### REQUIREMENT
All of the entries below should be returned verbatim, apart from the pictures.

### DATA IN THIS EXERCISE
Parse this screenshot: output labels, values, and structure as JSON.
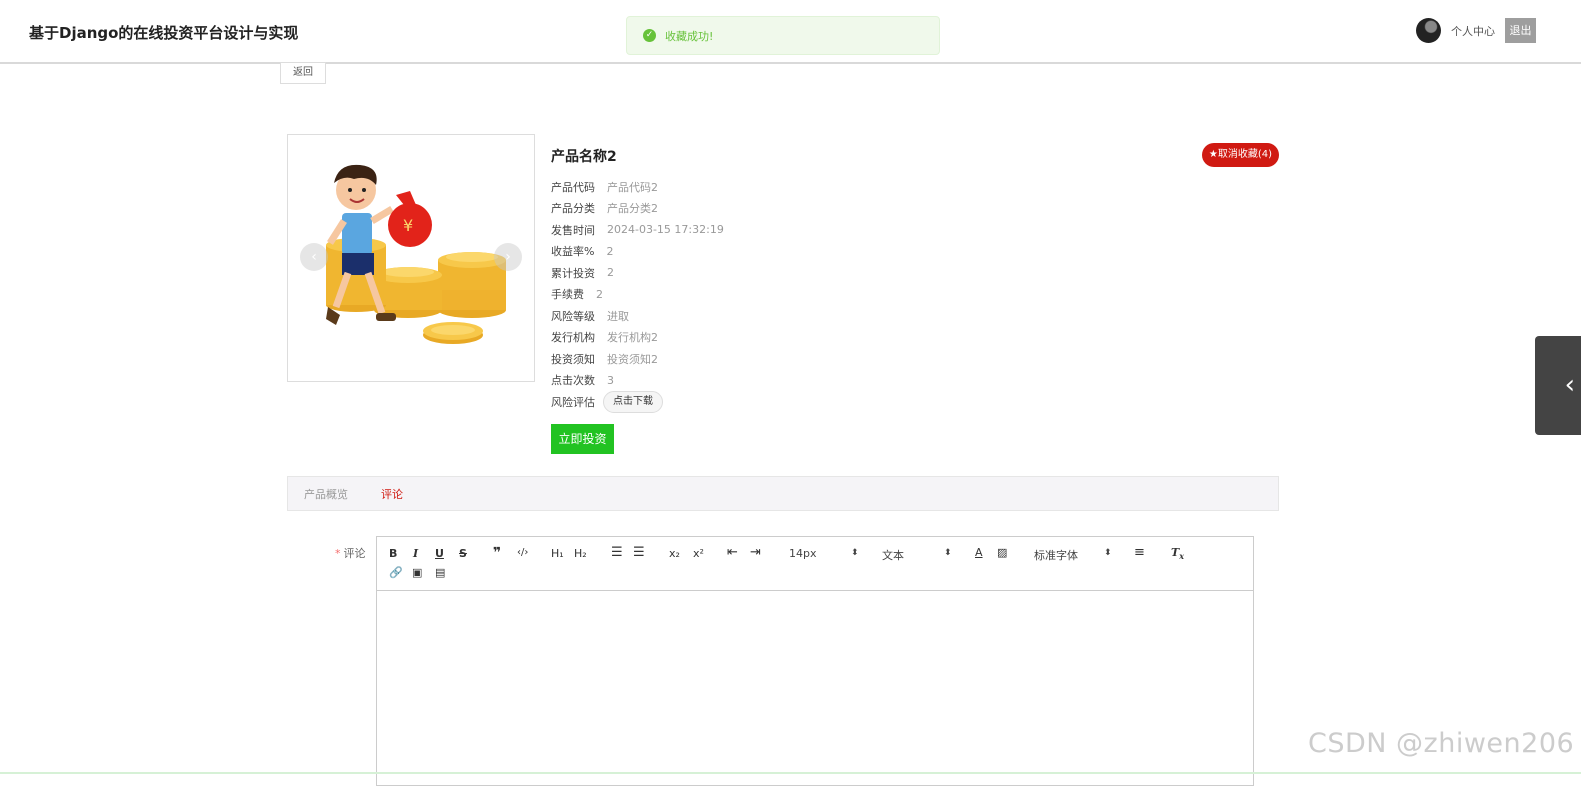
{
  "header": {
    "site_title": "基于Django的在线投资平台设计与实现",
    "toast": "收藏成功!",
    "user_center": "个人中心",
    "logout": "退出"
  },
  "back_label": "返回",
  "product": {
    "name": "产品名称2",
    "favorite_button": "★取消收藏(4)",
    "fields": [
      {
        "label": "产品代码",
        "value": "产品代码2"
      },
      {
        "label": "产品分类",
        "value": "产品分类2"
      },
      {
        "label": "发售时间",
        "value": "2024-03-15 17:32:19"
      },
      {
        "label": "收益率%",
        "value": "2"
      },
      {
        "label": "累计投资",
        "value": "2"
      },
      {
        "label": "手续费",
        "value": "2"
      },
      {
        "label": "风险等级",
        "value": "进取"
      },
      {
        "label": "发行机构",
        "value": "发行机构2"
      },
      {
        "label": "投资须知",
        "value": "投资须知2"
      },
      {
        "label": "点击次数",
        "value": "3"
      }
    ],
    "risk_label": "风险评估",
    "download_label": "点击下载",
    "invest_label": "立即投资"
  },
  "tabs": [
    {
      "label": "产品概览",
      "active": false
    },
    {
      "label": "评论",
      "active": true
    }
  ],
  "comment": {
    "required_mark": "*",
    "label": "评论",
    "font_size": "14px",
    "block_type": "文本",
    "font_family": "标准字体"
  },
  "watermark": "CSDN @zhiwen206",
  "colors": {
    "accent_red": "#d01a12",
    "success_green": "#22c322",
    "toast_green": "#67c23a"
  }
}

### SOLUTION TO THIS TASK
Parse this screenshot: output labels, values, and structure as JSON.
{
  "header": {
    "site_title": "基于Django的在线投资平台设计与实现",
    "toast": "收藏成功!",
    "user_center": "个人中心",
    "logout": "退出"
  },
  "back_label": "返回",
  "product": {
    "name": "产品名称2",
    "favorite_button": "★取消收藏(4)",
    "fields": [
      {
        "label": "产品代码",
        "value": "产品代码2"
      },
      {
        "label": "产品分类",
        "value": "产品分类2"
      },
      {
        "label": "发售时间",
        "value": "2024-03-15 17:32:19"
      },
      {
        "label": "收益率%",
        "value": "2"
      },
      {
        "label": "累计投资",
        "value": "2"
      },
      {
        "label": "手续费",
        "value": "2"
      },
      {
        "label": "风险等级",
        "value": "进取"
      },
      {
        "label": "发行机构",
        "value": "发行机构2"
      },
      {
        "label": "投资须知",
        "value": "投资须知2"
      },
      {
        "label": "点击次数",
        "value": "3"
      }
    ],
    "risk_label": "风险评估",
    "download_label": "点击下载",
    "invest_label": "立即投资"
  },
  "tabs": [
    {
      "label": "产品概览",
      "active": false
    },
    {
      "label": "评论",
      "active": true
    }
  ],
  "comment": {
    "required_mark": "*",
    "label": "评论",
    "font_size": "14px",
    "block_type": "文本",
    "font_family": "标准字体"
  },
  "watermark": "CSDN @zhiwen206",
  "colors": {
    "accent_red": "#d01a12",
    "success_green": "#22c322",
    "toast_green": "#67c23a"
  }
}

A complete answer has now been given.